If you were to attend a gender equity symposium, seminar, or any other event, you will most likely find yourself amongst a sea of women and only a few men sprinkled throughout the crowd.
You could be mistaken for thinking ‘gender’ is really just a secret code for ‘women’. And in a lot of circles, you might actually be right.
However, women aren’t the only people with a gender. Men have a gender too, but most of the time their gender is not shoved in their faces every time they walk out of their door at night, or into a meeting room at work.
In society, we have a box we need women to fit into, that is the shaped by hundreds of years of stereotypes relating to how we look, sound, and behave. (This box is most likely pale pink, clean lines, and fits compactly in any room without taking up too much space, and only makes noise when spoken to*).
We do, however, also have a similar box for men, also shaped by innumerable and harmful stereotypes. (This box is most likely black, with a rugged exterior and of a size which will command the attention of any room it’s in).
Not everyone fits into this gender binary, or these stereotypes and ‘boxes’. The binds that restrict women’s access and advancement in many areas of our society have their counterparts that also restrict men from being anything other than the macho baseline (and we see this manifest in destructive behaviour inflicted on all genders – we will discuss toxic masculinity later). But how do we get all genders to understand that gender inequity is not just a problem for women?
Many times, I have used the inequitable parental leave system in Australia to demonstrate that gender does indeed affect men. By only affording them two weeks ‘paternity leave’, I ask these men: “what does that say about our society’s value and expectations of your role as a parent?”.
The penny drops, their minds are blown, and they’ve just had their first AHA! moment. Once they realise that they can only be treated fairly when women are, and vice versa, these men can get on board with this whole gender equity thing. Other gender-related challenges men face include access to flexible work, mental health, violence, substance abuse, emotional vulnerability, and division of childcare responsibilities – and this is just the tip of the iceberg.

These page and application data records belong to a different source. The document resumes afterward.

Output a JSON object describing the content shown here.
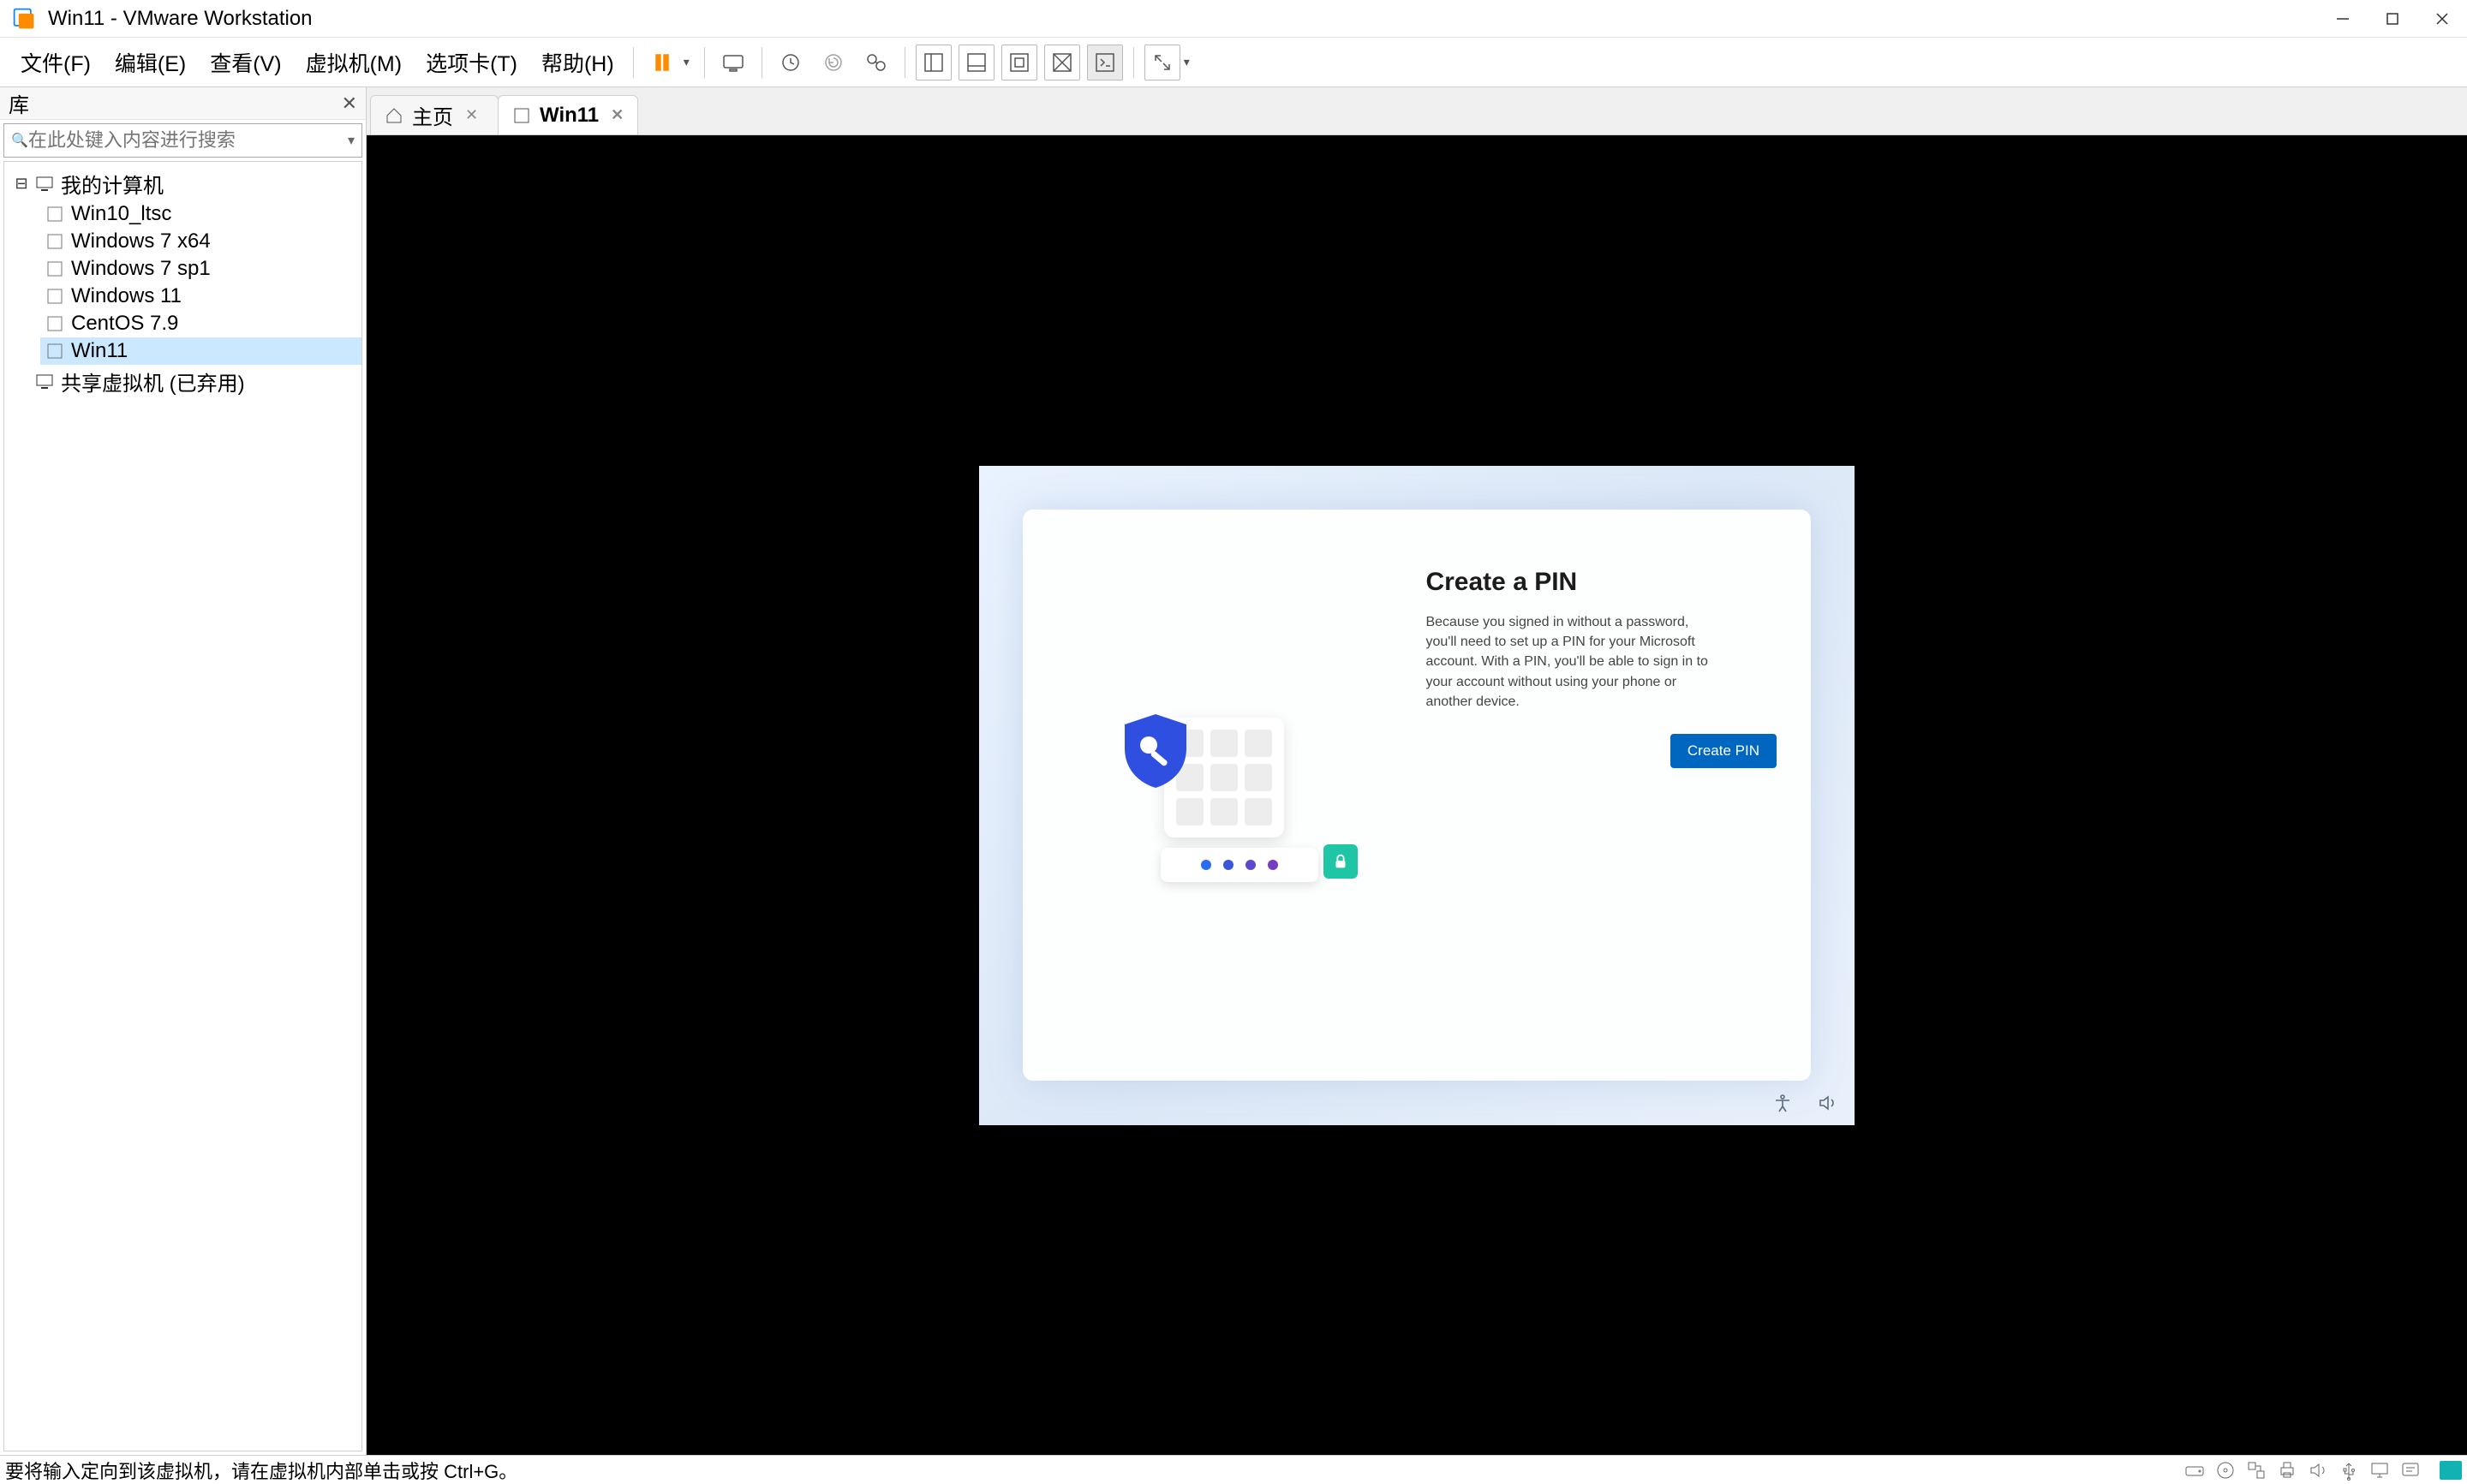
{
  "window": {
    "title": "Win11 - VMware Workstation"
  },
  "menu": {
    "file": "文件(F)",
    "edit": "编辑(E)",
    "view": "查看(V)",
    "vm": "虚拟机(M)",
    "tabs": "选项卡(T)",
    "help": "帮助(H)"
  },
  "library": {
    "title": "库",
    "search_placeholder": "在此处键入内容进行搜索",
    "root": "我的计算机",
    "shared": "共享虚拟机 (已弃用)",
    "vms": {
      "0": "Win10_ltsc",
      "1": "Windows 7 x64",
      "2": "Windows 7 sp1",
      "3": "Windows 11",
      "4": "CentOS 7.9",
      "5": "Win11"
    }
  },
  "tabs": {
    "home": "主页",
    "active": "Win11"
  },
  "oobe": {
    "title": "Create a PIN",
    "body": "Because you signed in without a password, you'll need to set up a PIN for your Microsoft account. With a PIN, you'll be able to sign in to your account without using your phone or another device.",
    "button": "Create PIN"
  },
  "statusbar": {
    "message": "要将输入定向到该虚拟机，请在虚拟机内部单击或按 Ctrl+G。"
  }
}
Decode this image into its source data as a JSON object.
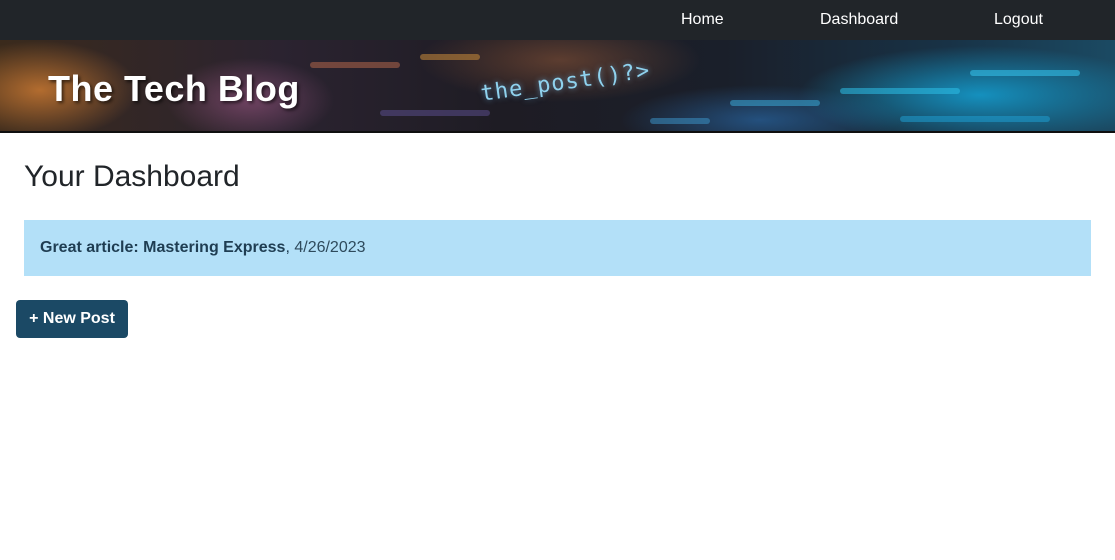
{
  "nav": {
    "items": [
      {
        "label": "Home"
      },
      {
        "label": "Dashboard"
      },
      {
        "label": "Logout"
      }
    ]
  },
  "banner": {
    "title": "The Tech Blog",
    "code_text": "the_post()?>"
  },
  "main": {
    "title": "Your Dashboard",
    "posts": [
      {
        "title": "Great article: Mastering Express",
        "separator": ",",
        "date": "4/26/2023"
      }
    ],
    "new_post_label": "+ New Post"
  },
  "colors": {
    "nav_bg": "#212529",
    "post_card_bg": "#b3e0f8",
    "button_bg": "#1b4965"
  }
}
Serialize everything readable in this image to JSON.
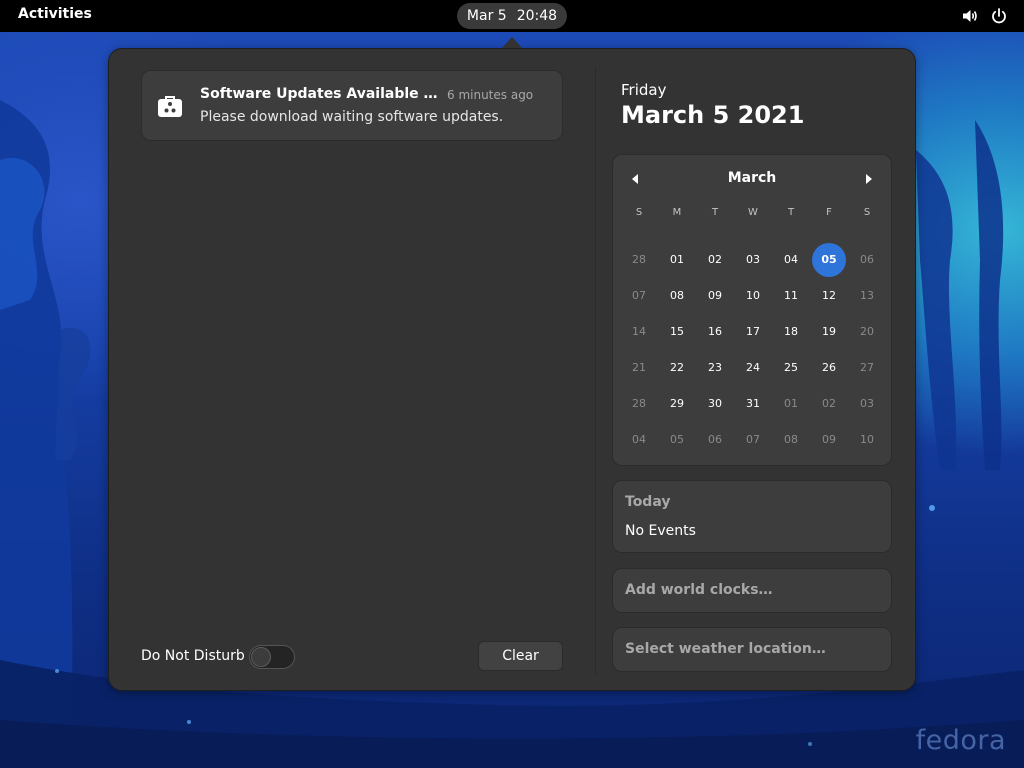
{
  "topbar": {
    "activities_label": "Activities",
    "clock_date": "Mar 5",
    "clock_time": "20:48",
    "volume_icon": "volume-icon",
    "power_icon": "power-icon"
  },
  "notification": {
    "icon": "software-update-icon",
    "title": "Software Updates Available to Download",
    "time": "6 minutes ago",
    "body": "Please download waiting software updates."
  },
  "controls": {
    "dnd_label": "Do Not Disturb",
    "dnd_enabled": false,
    "clear_label": "Clear"
  },
  "date_header": {
    "day_name": "Friday",
    "full_date": "March 5 2021"
  },
  "calendar": {
    "month": "March",
    "weekdays": [
      "S",
      "M",
      "T",
      "W",
      "T",
      "F",
      "S"
    ],
    "weeks": [
      [
        "28",
        "01",
        "02",
        "03",
        "04",
        "05",
        "06"
      ],
      [
        "07",
        "08",
        "09",
        "10",
        "11",
        "12",
        "13"
      ],
      [
        "14",
        "15",
        "16",
        "17",
        "18",
        "19",
        "20"
      ],
      [
        "21",
        "22",
        "23",
        "24",
        "25",
        "26",
        "27"
      ],
      [
        "28",
        "29",
        "30",
        "31",
        "01",
        "02",
        "03"
      ],
      [
        "04",
        "05",
        "06",
        "07",
        "08",
        "09",
        "10"
      ]
    ],
    "dim_cells": [
      [
        0,
        0
      ],
      [
        0,
        6
      ],
      [
        1,
        0
      ],
      [
        1,
        6
      ],
      [
        2,
        0
      ],
      [
        2,
        6
      ],
      [
        3,
        0
      ],
      [
        3,
        6
      ],
      [
        4,
        0
      ],
      [
        4,
        4
      ],
      [
        4,
        5
      ],
      [
        4,
        6
      ],
      [
        5,
        0
      ],
      [
        5,
        1
      ],
      [
        5,
        2
      ],
      [
        5,
        3
      ],
      [
        5,
        4
      ],
      [
        5,
        5
      ],
      [
        5,
        6
      ]
    ],
    "today": [
      0,
      5
    ]
  },
  "events": {
    "title": "Today",
    "empty_text": "No Events"
  },
  "world_clocks_label": "Add world clocks…",
  "weather_label": "Select weather location…",
  "wallpaper_logo": "fedora",
  "colors": {
    "accent": "#2f74d8",
    "popover_bg": "#333333",
    "card_bg": "#3d3d3d",
    "topbar_bg": "#000000"
  }
}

We can lead by example: next time your team or organisation is doing a gender ‘thing’, make sure there is more than one gender in the audience. Better yet, before there is a gender event, start talking to people around you about what stereotypes affect their behaviours and life in general. Just start the conversation.
With these conversations, we need to listen, learn, and work together with all genders to solve this collective problem.
*I hope you can easily detect this sarcasm.
This is an introductory article to such a complex and plentiful topic. I will release future related articles, which will be linked below once published.